sound as a vehicle passed on her left. It was her impression that this vehicle was moving at a high rate of speed, immediately prior to the collision. She confirmed that no siren had been activated and no emergency lights were functioning on the New York State Trooper vehicle prior to impact. The Court found her testimony to be credible.
Rebecca Clifford Smith, the 16 year old daughter of Penny Dugas, was a passenger in her mother's vehicle at the time, and her testimony essentially confirmed that of her mother's.

Two of the State's witnesses, Robert E. Sopha and Steven J. Hall, were also witnesses to the accident who were proceeding northbound on Route 57. They both indicated that the New York State Trooper's vehicle was traveling in excess of the speed limit. Mr. Sopha indicated that the trooper's vehicle was "accelerating" when entering the intersection. Mr. Hall testified that in his opinion, the New York State Trooper's vehicle was traveling approximately 50 to 55 miles per hour when it passed him.

Negligence cannot be presumed from the mere happening of an accident on a roadway (see,
Tomassi v Town of Union, 46 NY2d 91; Brooks v New York State Thruway Authority, 73 AD2d 767, affd 51 NY2d 892). Claimant has the burden of establishing that the defendant was negligent and that such negligence was a proximate cause of the accident (see, Bernstein v City of New York, 69 NY2d 1020; Marchetto v State of New York, 179 AD2d 947; Demesmin v Town of Islip, 147 AD2d 519).
In this claim, it is claimants' position that the officer operated his vehicle in a negligent manner and was totally responsible for this accident.[2]
Defendant contends that Hector Gonzalez was negligent in the operation of his vehicle, in both failing to see the trooper's vehicle approaching the intersection and also in failing to yield the right-of-way to that vehicle.
After reviewing all of the credible evidence, the Court concludes that Trooper Streety operated his vehicle in a negligent manner and was the proximate cause of the accident which resulted in the injuries to Hector Gonzalez and Sharlene Gonzalez. The credible testimony established that prior to the accident, the Gonzalez vehicle was stopped at the intersection, situated properly in the left turn lane, with its left turn signal operating. Mr. Gonzalez was waiting for the appropriate turn signal to be activated, and when it was, he began to make his turn when he was struck by the State Police vehicle.
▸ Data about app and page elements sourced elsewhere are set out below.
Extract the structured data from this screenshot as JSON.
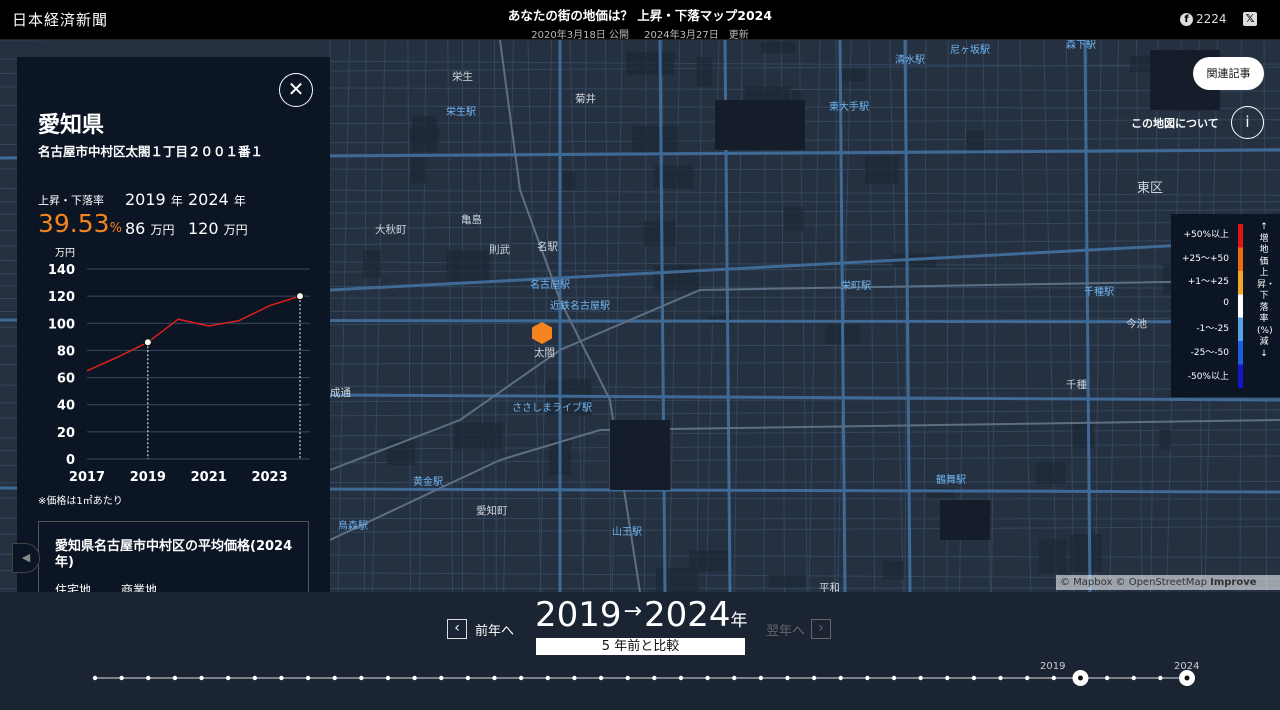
{
  "header": {
    "logo": "日本経済新聞",
    "title": "あなたの街の地価は？ 上昇・下落マップ2024",
    "published": "2020年3月18日 公開",
    "updated": "2024年3月27日　更新",
    "facebook_count": "2224",
    "facebook_icon": "facebook-icon",
    "x_icon": "x-share-icon"
  },
  "panel": {
    "close_label": "✕",
    "prefecture": "愛知県",
    "address": "名古屋市中村区太閤１丁目２００１番１",
    "change_label": "上昇・下落率",
    "change_value": "39.53",
    "change_unit": "%",
    "year_from": "2019",
    "year_to": "2024",
    "year_unit": "年",
    "price_from": "86",
    "price_to": "120",
    "price_unit": "万円",
    "note": "※価格は1㎡あたり",
    "avg_title": "愛知県名古屋市中村区の平均価格(2024年)",
    "avg_col1": "住宅地",
    "avg_col2": "商業地"
  },
  "chart_data": {
    "type": "line",
    "ylabel": "万円",
    "ylim": [
      0,
      140
    ],
    "yticks": [
      0,
      20,
      40,
      60,
      80,
      100,
      120,
      140
    ],
    "xticks": [
      2017,
      2019,
      2021,
      2023
    ],
    "x": [
      2017,
      2018,
      2019,
      2020,
      2021,
      2022,
      2023,
      2024
    ],
    "values": [
      65,
      75,
      86,
      103,
      98,
      102,
      113,
      120
    ],
    "highlight_years": [
      2019,
      2024
    ],
    "line_color": "#e01f1f",
    "grid": true
  },
  "map": {
    "labels": [
      {
        "text": "栄生",
        "kind": "area"
      },
      {
        "text": "菊井",
        "kind": "area"
      },
      {
        "text": "大秋町",
        "kind": "area"
      },
      {
        "text": "亀島",
        "kind": "area"
      },
      {
        "text": "則武",
        "kind": "area"
      },
      {
        "text": "名駅",
        "kind": "area"
      },
      {
        "text": "太閤",
        "kind": "area"
      },
      {
        "text": "成通",
        "kind": "area"
      },
      {
        "text": "愛知町",
        "kind": "area"
      },
      {
        "text": "東区",
        "kind": "area"
      },
      {
        "text": "今池",
        "kind": "area"
      },
      {
        "text": "千種",
        "kind": "area"
      },
      {
        "text": "平和",
        "kind": "area"
      },
      {
        "text": "栄生駅",
        "kind": "station"
      },
      {
        "text": "清水駅",
        "kind": "station"
      },
      {
        "text": "尼ヶ坂駅",
        "kind": "station"
      },
      {
        "text": "森下駅",
        "kind": "station"
      },
      {
        "text": "東大手駅",
        "kind": "station"
      },
      {
        "text": "名古屋駅",
        "kind": "station"
      },
      {
        "text": "近鉄名古屋駅",
        "kind": "station"
      },
      {
        "text": "栄町駅",
        "kind": "station"
      },
      {
        "text": "千種駅",
        "kind": "station"
      },
      {
        "text": "ささしまライブ駅",
        "kind": "station"
      },
      {
        "text": "黄金駅",
        "kind": "station"
      },
      {
        "text": "鶴舞駅",
        "kind": "station"
      },
      {
        "text": "山王駅",
        "kind": "station"
      },
      {
        "text": "烏森駅",
        "kind": "station"
      }
    ],
    "marker_color": "#f5841f",
    "related_button": "関連記事",
    "about_label": "この地図について",
    "info_label": "i",
    "credit_text": "© Mapbox © OpenStreetMap",
    "credit_link": "Improve this map"
  },
  "legend": {
    "rows": [
      "+50%以上",
      "+25〜+50",
      "+1〜+25",
      "0",
      "-1〜-25",
      "-25〜-50",
      "-50%以上"
    ],
    "colors": [
      "#e01515",
      "#f06a12",
      "#f5a623",
      "#ffffff",
      "#5aa0e6",
      "#1a5fe0",
      "#1515c8"
    ],
    "vertical_text": "↑増　地価上昇・下落率(%)　減↓"
  },
  "footer": {
    "prev_label": "前年へ",
    "next_label": "翌年へ",
    "year_from": "2019",
    "arrow": "→",
    "year_to": "2024",
    "year_unit": "年",
    "compare_label": "5 年前と比較",
    "timeline_label_1": "2019",
    "timeline_label_2": "2024",
    "timeline_count": 42,
    "timeline_selected": [
      37,
      41
    ]
  }
}
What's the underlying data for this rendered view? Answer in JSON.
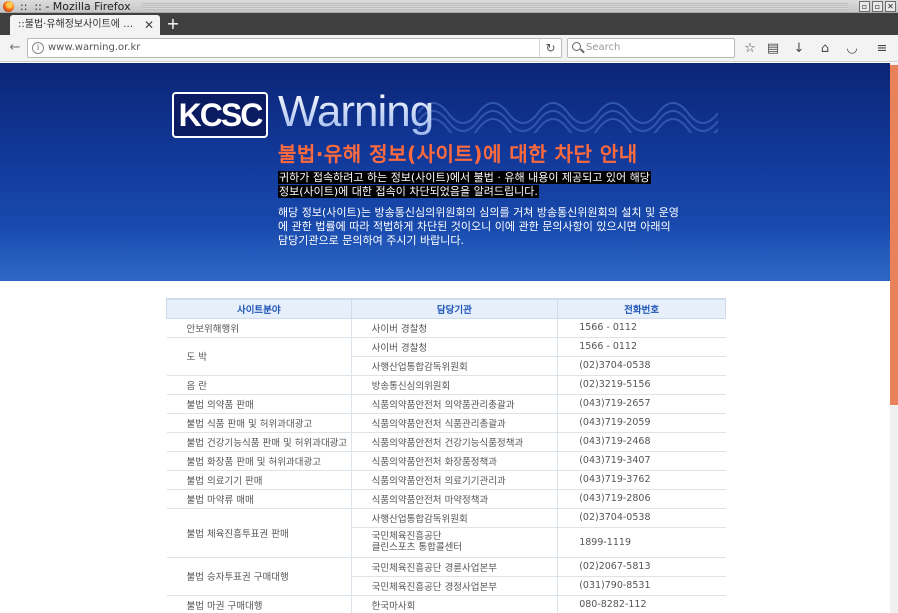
{
  "window": {
    "title": "::  :: - Mozilla Firefox",
    "buttons": [
      "▫",
      "▫",
      "✕"
    ]
  },
  "tab": {
    "title": "::불법·유해정보사이트에 대한…",
    "close": "✕",
    "new_tab": "+"
  },
  "navbar": {
    "back": "←",
    "info": "i",
    "url": "www.warning.or.kr",
    "reload": "↻",
    "search_placeholder": "Search",
    "tools": {
      "bookmark": "☆",
      "reader": "▤",
      "download": "↓",
      "home": "⌂",
      "pocket": "◡",
      "menu": "≡"
    }
  },
  "banner": {
    "logo": "KCSC",
    "wordmark": "Warning",
    "headline": "불법·유해 정보(사이트)에 대한 차단 안내",
    "para1_line1": "귀하가 접속하려고 하는 정보(사이트)에서 불법 · 유해 내용이 제공되고 있어 해당",
    "para1_line2": "정보(사이트)에 대한 접속이 차단되었음을 알려드립니다.",
    "para2": "해당 정보(사이트)는 방송통신심의위원회의 심의를 거쳐 방송통신위원회의 설치 및 운영에 관한 법률에 따라 적법하게 차단된 것이오니 이에 관한 문의사항이 있으시면 아래의 담당기관으로  문의하여 주시기 바랍니다."
  },
  "table": {
    "headers": [
      "사이트분야",
      "담당기관",
      "전화번호"
    ],
    "rows": [
      {
        "field": "안보위해행위",
        "agency": "사이버 경찰청",
        "phone": "1566 - 0112"
      },
      {
        "field": "도 박",
        "agency": "사이버 경찰청",
        "phone": "1566 - 0112"
      },
      {
        "field": "",
        "agency": "사행산업통합감독위원회",
        "phone": "(02)3704-0538"
      },
      {
        "field": "음 란",
        "agency": "방송통신심의위원회",
        "phone": "(02)3219-5156"
      },
      {
        "field": "불법 의약품 판매",
        "agency": "식품의약품안전처 의약품관리총괄과",
        "phone": "(043)719-2657"
      },
      {
        "field": "불법 식품 판매 및 허위과대광고",
        "agency": "식품의약품안전처 식품관리총괄과",
        "phone": "(043)719-2059"
      },
      {
        "field": "불법 건강기능식품 판매 및 허위과대광고",
        "agency": "식품의약품안전처 건강기능식품정책과",
        "phone": "(043)719-2468"
      },
      {
        "field": "불법 화장품 판매 및 허위과대광고",
        "agency": "식품의약품안전처 화장품정책과",
        "phone": "(043)719-3407"
      },
      {
        "field": "불법 의료기기 판매",
        "agency": "식품의약품안전처 의료기기관리과",
        "phone": "(043)719-3762"
      },
      {
        "field": "불법 마약류 매매",
        "agency": "식품의약품안전처 마약정책과",
        "phone": "(043)719-2806"
      },
      {
        "field": "불법 체육진흥투표권 판매",
        "agency": "사행산업통합감독위원회",
        "phone": "(02)3704-0538"
      },
      {
        "field": "",
        "agency_line1": "국민체육진흥공단",
        "agency_line2": "클린스포츠 통합콜센터",
        "phone": "1899-1119"
      },
      {
        "field": "불법 승자투표권 구매대행",
        "agency": "국민체육진흥공단 경륜사업본부",
        "phone": "(02)2067-5813"
      },
      {
        "field": "",
        "agency": "국민체육진흥공단 경정사업본부",
        "phone": "(031)790-8531"
      },
      {
        "field": "불법 마권 구매대행",
        "agency": "한국마사회",
        "phone": "080-8282-112"
      }
    ]
  },
  "colors": {
    "banner_top": "#0b2576",
    "banner_bottom": "#1e56bb",
    "headline": "#ff6a3d",
    "table_header_text": "#1f55b7",
    "scroll_thumb": "#e8825a"
  }
}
Quite simply, Mr. and Mrs. Gonzalez were properly on the roadway when the New York State Trooper, without giving any advance warning by way of sirens or emergency lights, entered the intersection at a high rate of speed and collided with the Gonzalez vehicle.

Furthermore, the Court finds no evidence that Mr. Gonzalez was negligent in the operation of his vehicle, and that the sole proximate cause of the accident was the negligent manner in which Trooper Streety operated his vehicle.[3]

Accordingly, the Court finds that defendant is 100% liable to the claimants for the injuries suffered by them.

All motions at trial not specifically ruled upon are hereby denied.

The Clerk of the Court is directed to enter interlocutory judgments in each claim on the issue of liability, consistent with this decision. The Court will schedule these claims for trial on the issue of damages as soon as practicable.


March 15, 2001
Syracuse, New York

Judge of the Court of Claims

[1]Unless otherwise indicated, all references and quotations are taken from the Court's trial notes.
[2] It is evident under the facts of this case that Trooper Streety was not operating his vehicle in an emergency situation, which would have provided defendant with the qualified immunity under Vehicle and Traffic Law, § 1104. The trooper's conduct must therefore be evaluated against a "negligent" standard, rather than the "reckless disregard" standard of § 1104.
[3] There was no indication whatsoever in the testimony that Mrs. Gonzalez, a passenger in the vehicle operated by her husband, contributed in any way to this accident.